Obstetrical & Gynecological Survey:
June 2011 - Volume 66 - Issue 6 - pp 354-355
Llewellyn, David J.; Lang, Iain A.; Langa, Kenneth M.; Muniz-Terrera, Graciela; Phillips, Caroline L.; Cherubini, Antonio; Ferrucci, Luigi; Melzer, David
The findings of a report published in 2007 suggested that over 40% of older, community-living adults in the United States and Europe were vitamin D deficient. There is clinical evidence for a relationship between low serum 25-hydroxyvitamin D (25[OH]D) levels and cognitive dysfunction with aging. Although data in several small clinical studies showing such an association were equivocal, 3 of 4 large population-based cross-sectional studies reported a relationship between levels of serum 25(OH)D and cognitive dysfunction in the elderly. No prior prospective population-based studies have investigated the possible association between vitamin D status and incident dementia or cognitive decline.
This prospective population-based study was designed to determine whether low serum levels of 25(OH)D were associated with an increased risk of substantial cognitive decline in an elderly population.
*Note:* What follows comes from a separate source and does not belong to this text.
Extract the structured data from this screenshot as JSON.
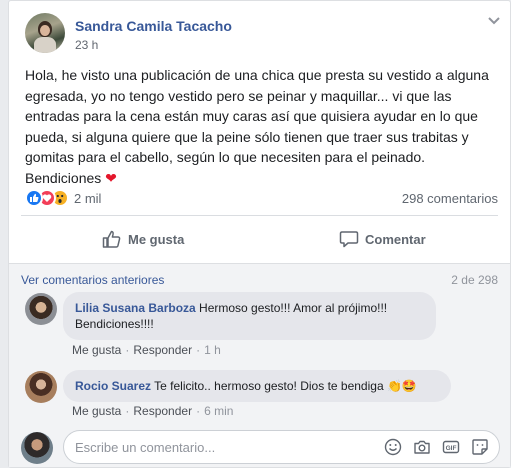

Data were obtained from a sample of elderly individuals enrolled in the InCHIANTI study, a large, prospective cohort study conducted in Italy to identify risk factors for late-life disability. The study participants were 858 adults aged 65 years or older who had completed 1 or more follow-up cognitive assessment between 1998 and 2006, with follow-up every 3 years. Cognitive decline was assessed using 2 tests of cognitive function: the Mini-Mental State Examination (MMSE) and the Trail-Making Tests A and B; both were administered at baseline, with follow-up at 3 and 6 years. Substantial cognitive decline was defined with MMSE as a decrease in score of 3 or more points, and with Trails A and Trails B as scoring in the worst 10% of cognitive decline or having the testing discontinued.
In multivariate logistic regression fully adjusted models, the relative risk (RR) of substantial cognitive decline on the MMSE among participants who were severely 25(OH)D deficient was 60% greater compared with those who were 25(OH)D sufficient (RR, 1.60; 95% confidence interval [CI], 1.19–2.00; P value for linear trend < 0.02). In fully adjusted random-effects models, the MMSE score declined by an additional 0.3 points per year more among severely 25(OH)D deficient participants compared with those who were 25(OH)D sufficient. With the Trails B, severely vitamin D deficient participants were 31% more likely of having a substantial decline in cognitive performance scores compared to those with sufficient levels of vitamin D; the RR was 1.31, with a 95% CI of 1.03–1.51 (P value for linear trend < 0.04). No significant association was found between 25(OH)D levels and cognitive performance on Trails A.
These findings are the first to show in a prospective study that low levels of vitamin D are associated with increased risk of substantial cognitive decline in an elderly population. The data suggest that tests of cognitive function may be useful in future prospective trials of vitamin D supplementation in the elderly.
- Overview Cognition and vitamin D
- All items in category Cognitive Decline and Vitamin D
- Cognitive impairment 4X more likely when vitamin D less than 10 ng – Nov 2010 co-author Llewellyn
- Vitamin D less than 10ng associated with cognitive decline – July 2010 co-author Llewellyn
- Risk of cognitive decline 50 percent higher if low amount of vitamin D – Aug 2011 co-author Llewellyn
- Low Vitamin D Levels Associated With Increased Risk for Cognitive Impairment - July 2010 co-author Llewellyn
- Dementia surprisingly associated with low vitamin D (should not a surprise) – Aug 2014 co-author Llewellyn